A recent Pew Research Center analysis found that as of 2014 the immigration population in the Lone Star state stood at 4.5 million. Only California has a larger immigrant population, estimated to be at around 10.5 million in 2014.
California Home to Most Immigrants
Researchers added from about 1850 to 1970, the New York immigrant population stood head and shoulders above all others in terms of size, but by the 1980s the flood of immigrants heading out West to California began to surge.
In all, the top three immigrants states account for nearly half of the country’s entire population, with 25 percent of all immigrants residing in California and 11 percent each in New York and Texas.
The overwhelming share of the immigrant population living in California and Texas is reported to be from either Mexico and parts of Asia, while New York still boasts the most diverse immigrant population of all, including natives from the Caribbean, Asia, Europe, Canada, South America and Mexico.

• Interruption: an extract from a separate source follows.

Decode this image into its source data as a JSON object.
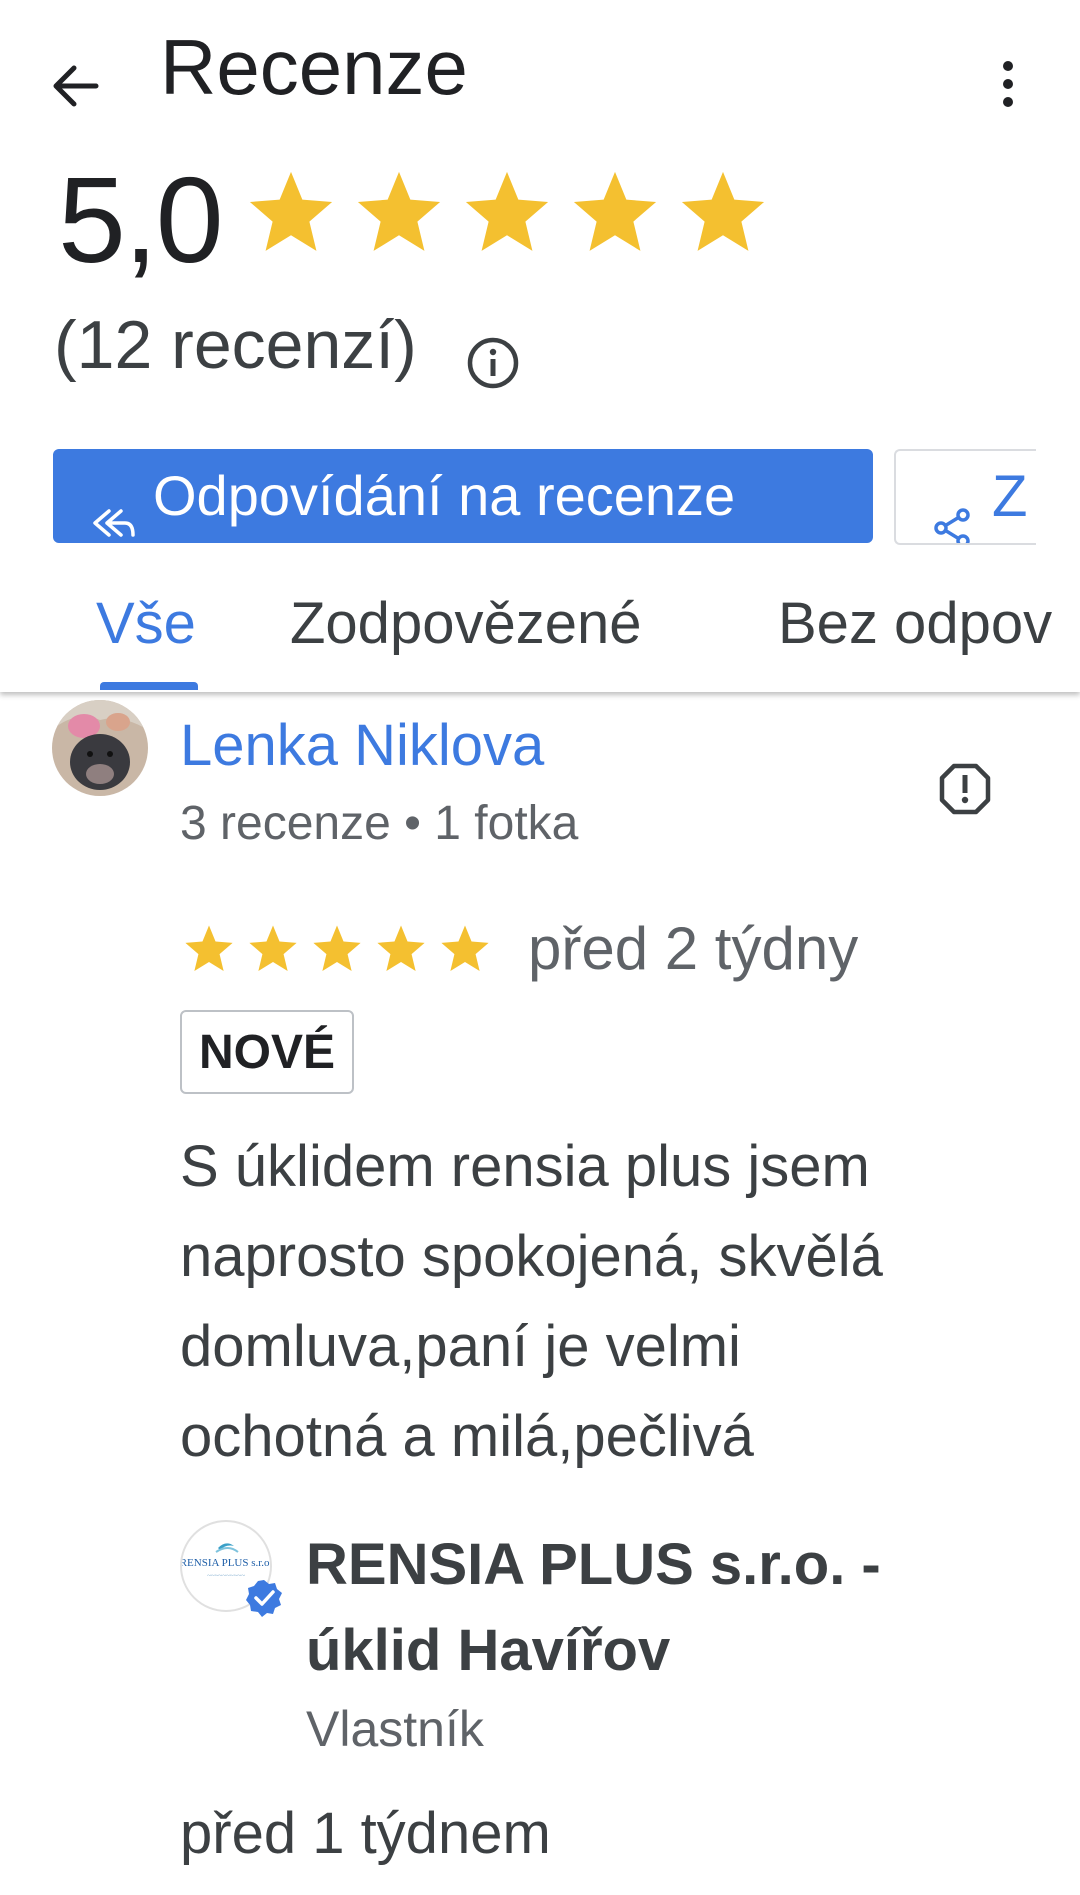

Meanwhile, the top country of origin among immigrants in Texas has long proven to be Mexico. About one-in-ten immigrants over the age of five insist they only speak English at home in both Texas and California, compared to be about 25 percent of the New York population.
Researchers also found that immigrants residing in New York and California are much more likely to have lived in the U.S. longer than those in Texas. Overall, an average of 52 percent of those living in California or New York has legal citizenship, compared to 35 percent in Texas.
With so many immigrants now making Texas their home, the stakes stemming from local government officials recent move to sue the Obama administration over the president’s executive actions on immigration are particularly high.
Texas Sues Obama Administration Over Immigration Actions
The U.S. Supreme Court recently heard oral arguments in the case and is expected to render a decision sometime in early June.
Known as the Deferred Action for Parents of Americans and Lawful Permanent Residents (DAPA), the president’s actions would have paved the way for as many as four million undocumented people, living in the states with without authorization since 2010, to potentially remain in the U.S., without the fear of deportation, for three renewable years.